*** Block opens ***

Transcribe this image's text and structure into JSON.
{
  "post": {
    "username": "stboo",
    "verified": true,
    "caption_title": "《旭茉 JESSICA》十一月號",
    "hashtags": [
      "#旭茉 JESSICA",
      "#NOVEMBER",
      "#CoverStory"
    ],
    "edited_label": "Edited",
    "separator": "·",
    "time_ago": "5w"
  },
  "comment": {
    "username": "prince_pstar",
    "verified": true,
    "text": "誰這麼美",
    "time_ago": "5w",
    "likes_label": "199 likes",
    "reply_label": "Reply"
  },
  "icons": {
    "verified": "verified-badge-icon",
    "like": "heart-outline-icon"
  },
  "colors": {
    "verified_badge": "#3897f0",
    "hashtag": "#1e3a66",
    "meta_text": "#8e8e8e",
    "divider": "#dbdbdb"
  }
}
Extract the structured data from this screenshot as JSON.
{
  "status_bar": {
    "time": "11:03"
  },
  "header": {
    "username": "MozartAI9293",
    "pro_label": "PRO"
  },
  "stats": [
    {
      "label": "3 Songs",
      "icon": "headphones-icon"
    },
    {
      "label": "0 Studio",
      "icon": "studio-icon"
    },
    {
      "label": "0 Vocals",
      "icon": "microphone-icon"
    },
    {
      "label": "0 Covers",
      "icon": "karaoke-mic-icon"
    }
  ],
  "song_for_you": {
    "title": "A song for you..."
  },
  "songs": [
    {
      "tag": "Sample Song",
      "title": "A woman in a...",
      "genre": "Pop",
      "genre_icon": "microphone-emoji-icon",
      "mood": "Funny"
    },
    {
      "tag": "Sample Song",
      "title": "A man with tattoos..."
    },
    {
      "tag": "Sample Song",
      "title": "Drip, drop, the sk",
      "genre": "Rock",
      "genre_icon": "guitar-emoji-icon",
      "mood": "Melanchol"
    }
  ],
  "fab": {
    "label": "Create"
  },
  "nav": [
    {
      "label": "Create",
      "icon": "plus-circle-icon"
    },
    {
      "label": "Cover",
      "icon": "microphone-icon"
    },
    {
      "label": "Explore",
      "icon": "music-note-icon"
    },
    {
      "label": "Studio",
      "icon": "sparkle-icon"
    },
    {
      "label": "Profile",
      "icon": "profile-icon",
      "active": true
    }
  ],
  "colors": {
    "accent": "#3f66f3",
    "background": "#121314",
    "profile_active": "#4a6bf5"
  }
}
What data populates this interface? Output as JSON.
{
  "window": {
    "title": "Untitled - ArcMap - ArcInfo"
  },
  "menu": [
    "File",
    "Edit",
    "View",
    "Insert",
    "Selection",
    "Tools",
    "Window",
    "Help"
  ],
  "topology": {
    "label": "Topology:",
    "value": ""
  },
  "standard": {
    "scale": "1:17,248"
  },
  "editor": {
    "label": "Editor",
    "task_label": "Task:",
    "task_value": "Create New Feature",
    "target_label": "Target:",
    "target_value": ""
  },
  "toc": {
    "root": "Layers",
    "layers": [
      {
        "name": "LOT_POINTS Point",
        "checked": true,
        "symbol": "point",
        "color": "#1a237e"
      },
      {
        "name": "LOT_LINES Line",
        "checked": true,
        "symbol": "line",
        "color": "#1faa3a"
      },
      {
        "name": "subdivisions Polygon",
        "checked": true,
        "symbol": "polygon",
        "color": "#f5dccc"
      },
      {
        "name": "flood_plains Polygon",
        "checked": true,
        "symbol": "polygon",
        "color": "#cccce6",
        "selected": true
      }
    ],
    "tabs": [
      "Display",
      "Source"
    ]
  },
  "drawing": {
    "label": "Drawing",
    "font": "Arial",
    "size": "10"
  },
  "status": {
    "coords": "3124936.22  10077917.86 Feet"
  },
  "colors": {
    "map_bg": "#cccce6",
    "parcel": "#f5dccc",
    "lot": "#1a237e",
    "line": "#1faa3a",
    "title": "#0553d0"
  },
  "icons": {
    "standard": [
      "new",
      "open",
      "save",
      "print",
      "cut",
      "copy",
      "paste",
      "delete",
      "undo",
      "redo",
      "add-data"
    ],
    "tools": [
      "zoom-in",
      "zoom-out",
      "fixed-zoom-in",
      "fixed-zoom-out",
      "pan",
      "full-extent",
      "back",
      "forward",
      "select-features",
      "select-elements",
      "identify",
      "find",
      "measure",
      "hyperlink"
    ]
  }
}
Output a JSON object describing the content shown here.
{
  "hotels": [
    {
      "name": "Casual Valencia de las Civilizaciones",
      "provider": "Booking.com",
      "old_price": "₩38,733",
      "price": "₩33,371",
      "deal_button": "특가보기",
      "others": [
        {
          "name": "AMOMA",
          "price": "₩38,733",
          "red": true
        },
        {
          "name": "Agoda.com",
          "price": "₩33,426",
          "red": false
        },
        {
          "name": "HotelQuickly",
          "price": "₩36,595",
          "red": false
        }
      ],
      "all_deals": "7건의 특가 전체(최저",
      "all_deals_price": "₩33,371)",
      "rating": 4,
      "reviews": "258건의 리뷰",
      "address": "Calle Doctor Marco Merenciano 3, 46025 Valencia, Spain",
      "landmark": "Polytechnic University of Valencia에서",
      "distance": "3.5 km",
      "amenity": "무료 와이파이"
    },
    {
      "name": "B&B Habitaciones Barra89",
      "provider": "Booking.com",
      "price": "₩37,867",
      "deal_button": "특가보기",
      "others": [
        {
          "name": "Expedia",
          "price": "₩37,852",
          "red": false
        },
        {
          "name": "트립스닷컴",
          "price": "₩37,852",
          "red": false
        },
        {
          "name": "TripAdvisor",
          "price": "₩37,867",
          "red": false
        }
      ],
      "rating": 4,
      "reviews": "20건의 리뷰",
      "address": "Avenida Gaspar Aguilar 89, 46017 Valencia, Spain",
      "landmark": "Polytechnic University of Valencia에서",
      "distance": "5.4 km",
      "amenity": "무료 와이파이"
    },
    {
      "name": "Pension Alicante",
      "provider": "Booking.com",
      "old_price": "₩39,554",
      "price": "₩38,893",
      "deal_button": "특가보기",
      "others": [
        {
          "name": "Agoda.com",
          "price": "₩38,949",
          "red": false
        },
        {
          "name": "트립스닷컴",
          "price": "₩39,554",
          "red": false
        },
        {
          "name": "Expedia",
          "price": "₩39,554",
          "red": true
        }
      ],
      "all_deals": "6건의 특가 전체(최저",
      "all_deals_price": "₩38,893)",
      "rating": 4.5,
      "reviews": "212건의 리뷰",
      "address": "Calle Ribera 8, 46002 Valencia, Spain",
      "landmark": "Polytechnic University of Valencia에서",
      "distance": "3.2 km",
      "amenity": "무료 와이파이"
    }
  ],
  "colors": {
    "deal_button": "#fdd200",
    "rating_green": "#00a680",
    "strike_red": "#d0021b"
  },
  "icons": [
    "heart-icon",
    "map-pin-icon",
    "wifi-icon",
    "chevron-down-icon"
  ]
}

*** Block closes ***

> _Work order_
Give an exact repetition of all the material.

> _Solution for this problem_
Transcribe this image's text and structure into JSON.
{
  "post": {
    "username": "stboo",
    "verified": true,
    "caption_title": "《旭茉 JESSICA》十一月號",
    "hashtags": [
      "#旭茉 JESSICA",
      "#NOVEMBER",
      "#CoverStory"
    ],
    "edited_label": "Edited",
    "separator": "·",
    "time_ago": "5w"
  },
  "comment": {
    "username": "prince_pstar",
    "verified": true,
    "text": "誰這麼美",
    "time_ago": "5w",
    "likes_label": "199 likes",
    "reply_label": "Reply"
  },
  "icons": {
    "verified": "verified-badge-icon",
    "like": "heart-outline-icon"
  },
  "colors": {
    "verified_badge": "#3897f0",
    "hashtag": "#1e3a66",
    "meta_text": "#8e8e8e",
    "divider": "#dbdbdb"
  }
}
Extract the structured data from this screenshot as JSON.
{
  "status_bar": {
    "time": "11:03"
  },
  "header": {
    "username": "MozartAI9293",
    "pro_label": "PRO"
  },
  "stats": [
    {
      "label": "3 Songs",
      "icon": "headphones-icon"
    },
    {
      "label": "0 Studio",
      "icon": "studio-icon"
    },
    {
      "label": "0 Vocals",
      "icon": "microphone-icon"
    },
    {
      "label": "0 Covers",
      "icon": "karaoke-mic-icon"
    }
  ],
  "song_for_you": {
    "title": "A song for you..."
  },
  "songs": [
    {
      "tag": "Sample Song",
      "title": "A woman in a...",
      "genre": "Pop",
      "genre_icon": "microphone-emoji-icon",
      "mood": "Funny"
    },
    {
      "tag": "Sample Song",
      "title": "A man with tattoos..."
    },
    {
      "tag": "Sample Song",
      "title": "Drip, drop, the sk",
      "genre": "Rock",
      "genre_icon": "guitar-emoji-icon",
      "mood": "Melanchol"
    }
  ],
  "fab": {
    "label": "Create"
  },
  "nav": [
    {
      "label": "Create",
      "icon": "plus-circle-icon"
    },
    {
      "label": "Cover",
      "icon": "microphone-icon"
    },
    {
      "label": "Explore",
      "icon": "music-note-icon"
    },
    {
      "label": "Studio",
      "icon": "sparkle-icon"
    },
    {
      "label": "Profile",
      "icon": "profile-icon",
      "active": true
    }
  ],
  "colors": {
    "accent": "#3f66f3",
    "background": "#121314",
    "profile_active": "#4a6bf5"
  }
}
What data populates this interface? Output as JSON.
{
  "window": {
    "title": "Untitled - ArcMap - ArcInfo"
  },
  "menu": [
    "File",
    "Edit",
    "View",
    "Insert",
    "Selection",
    "Tools",
    "Window",
    "Help"
  ],
  "topology": {
    "label": "Topology:",
    "value": ""
  },
  "standard": {
    "scale": "1:17,248"
  },
  "editor": {
    "label": "Editor",
    "task_label": "Task:",
    "task_value": "Create New Feature",
    "target_label": "Target:",
    "target_value": ""
  },
  "toc": {
    "root": "Layers",
    "layers": [
      {
        "name": "LOT_POINTS Point",
        "checked": true,
        "symbol": "point",
        "color": "#1a237e"
      },
      {
        "name": "LOT_LINES Line",
        "checked": true,
        "symbol": "line",
        "color": "#1faa3a"
      },
      {
        "name": "subdivisions Polygon",
        "checked": true,
        "symbol": "polygon",
        "color": "#f5dccc"
      },
      {
        "name": "flood_plains Polygon",
        "checked": true,
        "symbol": "polygon",
        "color": "#cccce6",
        "selected": true
      }
    ],
    "tabs": [
      "Display",
      "Source"
    ]
  },
  "drawing": {
    "label": "Drawing",
    "font": "Arial",
    "size": "10"
  },
  "status": {
    "coords": "3124936.22  10077917.86 Feet"
  },
  "colors": {
    "map_bg": "#cccce6",
    "parcel": "#f5dccc",
    "lot": "#1a237e",
    "line": "#1faa3a",
    "title": "#0553d0"
  },
  "icons": {
    "standard": [
      "new",
      "open",
      "save",
      "print",
      "cut",
      "copy",
      "paste",
      "delete",
      "undo",
      "redo",
      "add-data"
    ],
    "tools": [
      "zoom-in",
      "zoom-out",
      "fixed-zoom-in",
      "fixed-zoom-out",
      "pan",
      "full-extent",
      "back",
      "forward",
      "select-features",
      "select-elements",
      "identify",
      "find",
      "measure",
      "hyperlink"
    ]
  }
}
Output a JSON object describing the content shown here.
{
  "hotels": [
    {
      "name": "Casual Valencia de las Civilizaciones",
      "provider": "Booking.com",
      "old_price": "₩38,733",
      "price": "₩33,371",
      "deal_button": "특가보기",
      "others": [
        {
          "name": "AMOMA",
          "price": "₩38,733",
          "red": true
        },
        {
          "name": "Agoda.com",
          "price": "₩33,426",
          "red": false
        },
        {
          "name": "HotelQuickly",
          "price": "₩36,595",
          "red": false
        }
      ],
      "all_deals": "7건의 특가 전체(최저",
      "all_deals_price": "₩33,371)",
      "rating": 4,
      "reviews": "258건의 리뷰",
      "address": "Calle Doctor Marco Merenciano 3, 46025 Valencia, Spain",
      "landmark": "Polytechnic University of Valencia에서",
      "distance": "3.5 km",
      "amenity": "무료 와이파이"
    },
    {
      "name": "B&B Habitaciones Barra89",
      "provider": "Booking.com",
      "price": "₩37,867",
      "deal_button": "특가보기",
      "others": [
        {
          "name": "Expedia",
          "price": "₩37,852",
          "red": false
        },
        {
          "name": "트립스닷컴",
          "price": "₩37,852",
          "red": false
        },
        {
          "name": "TripAdvisor",
          "price": "₩37,867",
          "red": false
        }
      ],
      "rating": 4,
      "reviews": "20건의 리뷰",
      "address": "Avenida Gaspar Aguilar 89, 46017 Valencia, Spain",
      "landmark": "Polytechnic University of Valencia에서",
      "distance": "5.4 km",
      "amenity": "무료 와이파이"
    },
    {
      "name": "Pension Alicante",
      "provider": "Booking.com",
      "old_price": "₩39,554",
      "price": "₩38,893",
      "deal_button": "특가보기",
      "others": [
        {
          "name": "Agoda.com",
          "price": "₩38,949",
          "red": false
        },
        {
          "name": "트립스닷컴",
          "price": "₩39,554",
          "red": false
        },
        {
          "name": "Expedia",
          "price": "₩39,554",
          "red": true
        }
      ],
      "all_deals": "6건의 특가 전체(최저",
      "all_deals_price": "₩38,893)",
      "rating": 4.5,
      "reviews": "212건의 리뷰",
      "address": "Calle Ribera 8, 46002 Valencia, Spain",
      "landmark": "Polytechnic University of Valencia에서",
      "distance": "3.2 km",
      "amenity": "무료 와이파이"
    }
  ],
  "colors": {
    "deal_button": "#fdd200",
    "rating_green": "#00a680",
    "strike_red": "#d0021b"
  },
  "icons": [
    "heart-icon",
    "map-pin-icon",
    "wifi-icon",
    "chevron-down-icon"
  ]
}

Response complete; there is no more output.